China’s Nuclear Doctrine (102-5): China has a no first use policy, however it is willing to change this policy under “conditions of nuclear threat”. If China believes that its second-strike capabilities are at risk, even from conventional (non-nuclear) weapons, they are willing to make the first strike. Thus, nukes and China’s nuclear doctrine, are a strategic tool of leveling the military playing field vis-à-vis stronger opponents. It raises the stakes of a foreign countries’ decision to even fight a conventional war.
Environmental Pollution is our problem too (146): One-third of Chinese emissions were cause by export industries, many of which are owned by foreigners, and these products are all consumed by foreigners.
China’s pollution Catch-22 (149): Chinese leaders have more incentive to clean up fine particulate pollution (the smog we see in pictures), than the gas emissions that contribute to global warming. If China prevents the former while ignoring the latter, then global warming will actually intensify. This is because these low-altitude fine particles reflect part of the sun’s rays.
How China Sterilizes its currency (152-3): As foreign direct investment increases, the value of the RMB also increases. However, China as an export focused economy wants to keep its export prices low and competitive. Thus, China’s central banks “sterilizes” its currency by purchasing safe/low-risk global debt (especially U.S. debt), which removes freely circulating Chinese cash, and in turn, artificially reduces the value of the RMB. There are two consequences to this monetary strategy of artificially devaluing currency. First, the prices of imports become more expensive and second, the interest Chinese banks earn on foreign debt is less than the interest the central bank must pay out to Chinese citizens on the bonds the central bank simultaneously issued to dampen inflation. However, expensive foreign goods enable the development of similar domestic products do to their unviability (219). It also helps that China outright bans certain products to prevent foreign competition, especially in key sectors.
The historical trend of U.S. president’s reversal on acting “tough on China” (180): Since President Nixon, most U.S. presidents have campaigned on a “tough on China” platform, criticizing their running mates or previous presidents for being too soft. However, when faced with diplomatic, economic, and global security realities, presidents have time and again realized the need to cooperate with China on global issues usually outweighs staying true to their campaign rhetoric.
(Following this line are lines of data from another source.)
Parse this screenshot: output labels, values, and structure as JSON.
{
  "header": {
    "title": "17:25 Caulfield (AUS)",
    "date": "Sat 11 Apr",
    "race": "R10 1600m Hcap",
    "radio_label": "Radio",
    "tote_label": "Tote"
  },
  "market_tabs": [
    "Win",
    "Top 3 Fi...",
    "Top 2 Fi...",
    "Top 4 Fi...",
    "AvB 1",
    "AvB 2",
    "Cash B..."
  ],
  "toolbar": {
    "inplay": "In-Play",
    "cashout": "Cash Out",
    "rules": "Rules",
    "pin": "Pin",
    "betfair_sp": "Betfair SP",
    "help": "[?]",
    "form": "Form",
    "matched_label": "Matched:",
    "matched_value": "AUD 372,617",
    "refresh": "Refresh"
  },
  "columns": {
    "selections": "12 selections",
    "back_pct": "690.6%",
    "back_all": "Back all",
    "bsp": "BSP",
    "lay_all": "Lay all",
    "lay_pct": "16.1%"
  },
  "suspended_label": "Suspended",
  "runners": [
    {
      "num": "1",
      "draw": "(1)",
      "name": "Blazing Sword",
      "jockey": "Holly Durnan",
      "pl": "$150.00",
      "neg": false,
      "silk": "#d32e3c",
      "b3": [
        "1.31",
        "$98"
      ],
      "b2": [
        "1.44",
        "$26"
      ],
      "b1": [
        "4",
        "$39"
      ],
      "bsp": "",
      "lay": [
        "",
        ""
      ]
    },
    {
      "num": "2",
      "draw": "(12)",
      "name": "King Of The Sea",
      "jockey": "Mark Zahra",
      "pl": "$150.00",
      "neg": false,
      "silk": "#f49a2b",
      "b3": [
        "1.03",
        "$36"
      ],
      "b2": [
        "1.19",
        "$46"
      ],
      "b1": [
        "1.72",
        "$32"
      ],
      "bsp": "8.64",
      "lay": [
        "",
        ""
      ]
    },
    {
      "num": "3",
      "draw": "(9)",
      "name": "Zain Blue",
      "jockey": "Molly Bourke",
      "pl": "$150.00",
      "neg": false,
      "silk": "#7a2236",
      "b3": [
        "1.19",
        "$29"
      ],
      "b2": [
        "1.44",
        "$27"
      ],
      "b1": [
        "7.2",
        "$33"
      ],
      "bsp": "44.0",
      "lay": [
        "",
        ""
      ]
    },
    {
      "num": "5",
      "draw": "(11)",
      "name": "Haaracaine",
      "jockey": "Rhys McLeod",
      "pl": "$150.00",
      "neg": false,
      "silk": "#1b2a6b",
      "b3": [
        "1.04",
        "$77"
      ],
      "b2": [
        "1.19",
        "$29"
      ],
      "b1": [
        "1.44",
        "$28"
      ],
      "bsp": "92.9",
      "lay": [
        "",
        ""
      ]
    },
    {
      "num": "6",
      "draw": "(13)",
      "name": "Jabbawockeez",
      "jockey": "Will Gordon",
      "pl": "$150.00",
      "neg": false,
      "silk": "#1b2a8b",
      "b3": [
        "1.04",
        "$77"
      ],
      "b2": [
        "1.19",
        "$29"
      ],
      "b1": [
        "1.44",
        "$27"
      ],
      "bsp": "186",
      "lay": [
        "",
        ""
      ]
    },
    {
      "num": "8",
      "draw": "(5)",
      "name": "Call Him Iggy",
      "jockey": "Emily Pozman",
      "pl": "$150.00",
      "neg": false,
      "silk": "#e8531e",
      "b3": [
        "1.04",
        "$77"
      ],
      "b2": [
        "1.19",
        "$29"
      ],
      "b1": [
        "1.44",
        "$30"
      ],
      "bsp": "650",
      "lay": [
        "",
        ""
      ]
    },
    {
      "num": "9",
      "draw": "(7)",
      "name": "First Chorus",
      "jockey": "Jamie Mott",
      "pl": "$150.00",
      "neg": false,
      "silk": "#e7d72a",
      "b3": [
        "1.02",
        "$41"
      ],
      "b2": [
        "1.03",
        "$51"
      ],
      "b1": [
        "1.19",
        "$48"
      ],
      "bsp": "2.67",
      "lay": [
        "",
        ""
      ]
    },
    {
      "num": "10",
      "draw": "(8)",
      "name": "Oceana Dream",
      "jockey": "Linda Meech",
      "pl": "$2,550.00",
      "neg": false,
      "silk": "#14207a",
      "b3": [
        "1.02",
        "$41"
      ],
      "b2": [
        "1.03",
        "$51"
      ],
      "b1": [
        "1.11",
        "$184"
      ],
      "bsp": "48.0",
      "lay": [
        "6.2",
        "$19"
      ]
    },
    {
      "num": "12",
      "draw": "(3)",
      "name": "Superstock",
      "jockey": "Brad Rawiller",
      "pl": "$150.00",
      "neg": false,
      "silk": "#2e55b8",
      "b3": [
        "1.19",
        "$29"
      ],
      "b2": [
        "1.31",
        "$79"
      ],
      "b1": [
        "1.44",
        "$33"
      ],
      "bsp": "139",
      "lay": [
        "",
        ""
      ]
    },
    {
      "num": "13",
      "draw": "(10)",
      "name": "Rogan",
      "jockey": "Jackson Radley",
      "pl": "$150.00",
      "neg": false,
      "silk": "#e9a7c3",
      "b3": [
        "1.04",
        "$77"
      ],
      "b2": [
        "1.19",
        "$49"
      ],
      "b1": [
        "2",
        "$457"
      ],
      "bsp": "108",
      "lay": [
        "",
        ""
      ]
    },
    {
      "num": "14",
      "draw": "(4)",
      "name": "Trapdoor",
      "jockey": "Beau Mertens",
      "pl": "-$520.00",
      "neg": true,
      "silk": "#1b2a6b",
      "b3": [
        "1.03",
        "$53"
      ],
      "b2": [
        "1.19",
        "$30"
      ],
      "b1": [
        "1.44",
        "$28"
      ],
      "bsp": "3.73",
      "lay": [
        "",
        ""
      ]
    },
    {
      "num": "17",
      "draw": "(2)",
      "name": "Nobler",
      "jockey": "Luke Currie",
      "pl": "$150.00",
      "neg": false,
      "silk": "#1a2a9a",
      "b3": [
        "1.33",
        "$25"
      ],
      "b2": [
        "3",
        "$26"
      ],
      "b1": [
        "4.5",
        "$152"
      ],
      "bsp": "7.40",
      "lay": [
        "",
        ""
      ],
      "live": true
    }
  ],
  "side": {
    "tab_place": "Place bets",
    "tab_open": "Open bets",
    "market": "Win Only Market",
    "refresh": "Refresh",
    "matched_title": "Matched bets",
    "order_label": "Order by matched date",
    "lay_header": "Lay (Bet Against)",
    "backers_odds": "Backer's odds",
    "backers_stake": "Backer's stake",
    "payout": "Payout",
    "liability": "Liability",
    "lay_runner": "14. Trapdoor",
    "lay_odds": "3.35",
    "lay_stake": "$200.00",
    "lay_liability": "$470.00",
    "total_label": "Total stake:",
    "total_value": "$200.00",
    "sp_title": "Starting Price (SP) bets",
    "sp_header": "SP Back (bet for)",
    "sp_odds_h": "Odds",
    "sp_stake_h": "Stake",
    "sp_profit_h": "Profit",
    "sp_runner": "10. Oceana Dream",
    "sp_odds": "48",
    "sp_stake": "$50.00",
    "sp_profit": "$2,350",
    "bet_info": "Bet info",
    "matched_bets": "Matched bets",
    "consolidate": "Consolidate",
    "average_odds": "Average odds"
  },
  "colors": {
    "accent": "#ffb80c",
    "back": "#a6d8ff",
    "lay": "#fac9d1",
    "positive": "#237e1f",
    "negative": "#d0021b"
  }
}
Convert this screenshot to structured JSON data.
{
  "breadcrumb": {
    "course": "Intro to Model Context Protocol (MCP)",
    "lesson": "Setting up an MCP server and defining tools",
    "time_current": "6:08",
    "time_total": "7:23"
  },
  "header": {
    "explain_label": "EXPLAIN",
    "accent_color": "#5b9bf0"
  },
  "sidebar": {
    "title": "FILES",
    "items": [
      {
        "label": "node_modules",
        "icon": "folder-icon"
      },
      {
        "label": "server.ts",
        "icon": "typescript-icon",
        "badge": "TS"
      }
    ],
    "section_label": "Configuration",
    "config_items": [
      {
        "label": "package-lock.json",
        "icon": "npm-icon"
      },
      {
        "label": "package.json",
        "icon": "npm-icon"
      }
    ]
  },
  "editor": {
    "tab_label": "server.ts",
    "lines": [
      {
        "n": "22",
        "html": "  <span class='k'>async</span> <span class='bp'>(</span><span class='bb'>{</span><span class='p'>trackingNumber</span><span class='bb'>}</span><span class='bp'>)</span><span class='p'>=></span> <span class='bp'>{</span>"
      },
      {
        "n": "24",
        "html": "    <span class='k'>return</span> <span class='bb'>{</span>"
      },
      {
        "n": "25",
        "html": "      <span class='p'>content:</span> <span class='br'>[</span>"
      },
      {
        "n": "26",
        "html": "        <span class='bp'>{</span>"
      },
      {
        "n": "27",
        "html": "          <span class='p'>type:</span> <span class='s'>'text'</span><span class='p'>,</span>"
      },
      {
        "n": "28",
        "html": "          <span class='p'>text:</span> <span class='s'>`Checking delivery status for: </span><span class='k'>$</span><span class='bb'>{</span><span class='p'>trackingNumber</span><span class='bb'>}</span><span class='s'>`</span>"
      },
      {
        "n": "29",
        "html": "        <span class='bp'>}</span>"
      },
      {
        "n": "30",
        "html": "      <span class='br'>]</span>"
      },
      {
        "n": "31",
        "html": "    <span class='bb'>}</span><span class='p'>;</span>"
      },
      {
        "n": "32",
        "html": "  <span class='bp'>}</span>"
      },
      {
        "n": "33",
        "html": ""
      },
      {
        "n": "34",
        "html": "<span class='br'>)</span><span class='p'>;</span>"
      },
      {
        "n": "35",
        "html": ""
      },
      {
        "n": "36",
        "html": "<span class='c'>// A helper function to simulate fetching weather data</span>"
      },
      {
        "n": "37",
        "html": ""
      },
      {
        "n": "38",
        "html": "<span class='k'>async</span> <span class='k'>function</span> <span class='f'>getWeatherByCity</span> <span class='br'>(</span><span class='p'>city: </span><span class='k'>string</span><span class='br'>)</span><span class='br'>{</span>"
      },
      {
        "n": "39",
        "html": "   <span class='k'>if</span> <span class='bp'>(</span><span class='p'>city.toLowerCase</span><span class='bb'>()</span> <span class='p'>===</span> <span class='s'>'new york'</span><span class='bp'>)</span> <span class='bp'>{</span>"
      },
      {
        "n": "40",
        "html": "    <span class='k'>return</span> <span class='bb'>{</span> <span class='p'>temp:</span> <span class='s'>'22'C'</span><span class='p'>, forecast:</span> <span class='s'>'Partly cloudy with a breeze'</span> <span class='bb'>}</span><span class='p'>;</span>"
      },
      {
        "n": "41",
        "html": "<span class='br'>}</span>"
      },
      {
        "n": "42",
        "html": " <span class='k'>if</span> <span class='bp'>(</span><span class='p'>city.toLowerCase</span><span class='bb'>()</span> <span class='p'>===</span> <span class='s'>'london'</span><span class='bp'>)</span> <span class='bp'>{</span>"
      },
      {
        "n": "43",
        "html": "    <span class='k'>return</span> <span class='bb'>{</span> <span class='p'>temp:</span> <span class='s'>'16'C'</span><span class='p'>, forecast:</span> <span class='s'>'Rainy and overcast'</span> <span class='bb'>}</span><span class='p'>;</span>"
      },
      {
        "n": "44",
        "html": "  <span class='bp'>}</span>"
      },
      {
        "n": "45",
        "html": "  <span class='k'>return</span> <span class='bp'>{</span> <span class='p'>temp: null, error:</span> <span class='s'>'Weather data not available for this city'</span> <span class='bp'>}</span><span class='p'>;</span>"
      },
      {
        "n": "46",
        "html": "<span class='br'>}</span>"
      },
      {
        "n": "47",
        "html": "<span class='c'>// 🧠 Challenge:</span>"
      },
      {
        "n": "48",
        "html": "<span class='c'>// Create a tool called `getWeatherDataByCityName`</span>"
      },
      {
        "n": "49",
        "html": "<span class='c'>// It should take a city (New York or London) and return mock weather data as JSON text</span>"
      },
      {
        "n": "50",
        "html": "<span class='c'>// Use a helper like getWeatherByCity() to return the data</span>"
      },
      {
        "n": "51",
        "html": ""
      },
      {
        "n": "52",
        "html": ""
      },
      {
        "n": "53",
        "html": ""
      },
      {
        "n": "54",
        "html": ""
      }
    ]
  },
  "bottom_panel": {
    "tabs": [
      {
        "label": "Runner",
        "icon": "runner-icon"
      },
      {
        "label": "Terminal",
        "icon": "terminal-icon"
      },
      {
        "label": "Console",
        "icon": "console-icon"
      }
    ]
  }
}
The problem with Obama’s terminology of a “Pivot to Asia” (248): The U.S. had never left the Asia-Pacific and was setting the stage during the George W. Bush years with the TPP (R.I.P.) and through military deployments. By calling it a rebalance or pivot to Asia, the rhetoric fell right into the hands of Chinese nationalists who cried “containment!”.
The U.S. president will always meet with the Dalai Lama (253): “Presidential visits with the Dalai Lama are a routine part of U.S. policy across administrations.” However, since the meeting is sure to always inflame bilateral tensions, the meetings are always strategically timed. Thus, the Chinese should come to expect this, and not see it as a sudden change of heart.
Never open negotiations by demanding a regime change (310): The U.S. will need to avoid beginning any multilateral negotiation process, of which China is a member, by demanding regime change in another country (e.g. in the case of a genocide). China believes that this will set a precedent for other countries to intervene in China’s domestic affairs under the guise of the “Right to Protect” doctrine, if/when China commits similar atrocities (like Tiananmen).